Exercise: Copy every entry. Do not alter a single word.

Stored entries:
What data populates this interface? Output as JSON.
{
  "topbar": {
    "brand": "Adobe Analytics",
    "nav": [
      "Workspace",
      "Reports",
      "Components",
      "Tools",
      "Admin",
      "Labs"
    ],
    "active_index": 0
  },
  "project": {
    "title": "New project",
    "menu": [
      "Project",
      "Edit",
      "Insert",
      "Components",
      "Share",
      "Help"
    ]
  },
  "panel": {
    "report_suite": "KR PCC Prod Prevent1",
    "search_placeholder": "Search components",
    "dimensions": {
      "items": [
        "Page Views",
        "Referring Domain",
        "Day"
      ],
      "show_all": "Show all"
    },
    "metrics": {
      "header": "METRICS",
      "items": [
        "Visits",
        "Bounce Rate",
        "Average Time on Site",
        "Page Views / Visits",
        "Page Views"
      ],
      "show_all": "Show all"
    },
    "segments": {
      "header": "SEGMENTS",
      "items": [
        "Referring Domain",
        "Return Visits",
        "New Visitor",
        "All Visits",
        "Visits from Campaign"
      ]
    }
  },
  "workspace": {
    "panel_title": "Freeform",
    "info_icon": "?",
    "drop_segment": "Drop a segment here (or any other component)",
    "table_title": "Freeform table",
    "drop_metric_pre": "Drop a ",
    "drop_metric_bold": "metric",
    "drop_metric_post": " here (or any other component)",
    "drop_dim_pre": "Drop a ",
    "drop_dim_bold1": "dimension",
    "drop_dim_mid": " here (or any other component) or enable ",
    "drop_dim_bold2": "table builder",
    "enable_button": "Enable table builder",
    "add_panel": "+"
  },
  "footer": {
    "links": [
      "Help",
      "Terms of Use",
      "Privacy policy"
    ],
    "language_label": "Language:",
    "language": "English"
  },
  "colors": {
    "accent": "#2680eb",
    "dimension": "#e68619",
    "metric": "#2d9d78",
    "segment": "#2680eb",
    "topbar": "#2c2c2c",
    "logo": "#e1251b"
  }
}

Reply to the exercise:
What data populates this interface? Output as JSON.
{
  "topbar": {
    "brand": "Adobe Analytics",
    "nav": [
      "Workspace",
      "Reports",
      "Components",
      "Tools",
      "Admin",
      "Labs"
    ],
    "active_index": 0
  },
  "project": {
    "title": "New project",
    "menu": [
      "Project",
      "Edit",
      "Insert",
      "Components",
      "Share",
      "Help"
    ]
  },
  "panel": {
    "report_suite": "KR PCC Prod Prevent1",
    "search_placeholder": "Search components",
    "dimensions": {
      "items": [
        "Page Views",
        "Referring Domain",
        "Day"
      ],
      "show_all": "Show all"
    },
    "metrics": {
      "header": "METRICS",
      "items": [
        "Visits",
        "Bounce Rate",
        "Average Time on Site",
        "Page Views / Visits",
        "Page Views"
      ],
      "show_all": "Show all"
    },
    "segments": {
      "header": "SEGMENTS",
      "items": [
        "Referring Domain",
        "Return Visits",
        "New Visitor",
        "All Visits",
        "Visits from Campaign"
      ]
    }
  },
  "workspace": {
    "panel_title": "Freeform",
    "info_icon": "?",
    "drop_segment": "Drop a segment here (or any other component)",
    "table_title": "Freeform table",
    "drop_metric_pre": "Drop a ",
    "drop_metric_bold": "metric",
    "drop_metric_post": " here (or any other component)",
    "drop_dim_pre": "Drop a ",
    "drop_dim_bold1": "dimension",
    "drop_dim_mid": " here (or any other component) or enable ",
    "drop_dim_bold2": "table builder",
    "enable_button": "Enable table builder",
    "add_panel": "+"
  },
  "footer": {
    "links": [
      "Help",
      "Terms of Use",
      "Privacy policy"
    ],
    "language_label": "Language:",
    "language": "English"
  },
  "colors": {
    "accent": "#2680eb",
    "dimension": "#e68619",
    "metric": "#2d9d78",
    "segment": "#2680eb",
    "topbar": "#2c2c2c",
    "logo": "#e1251b"
  }
}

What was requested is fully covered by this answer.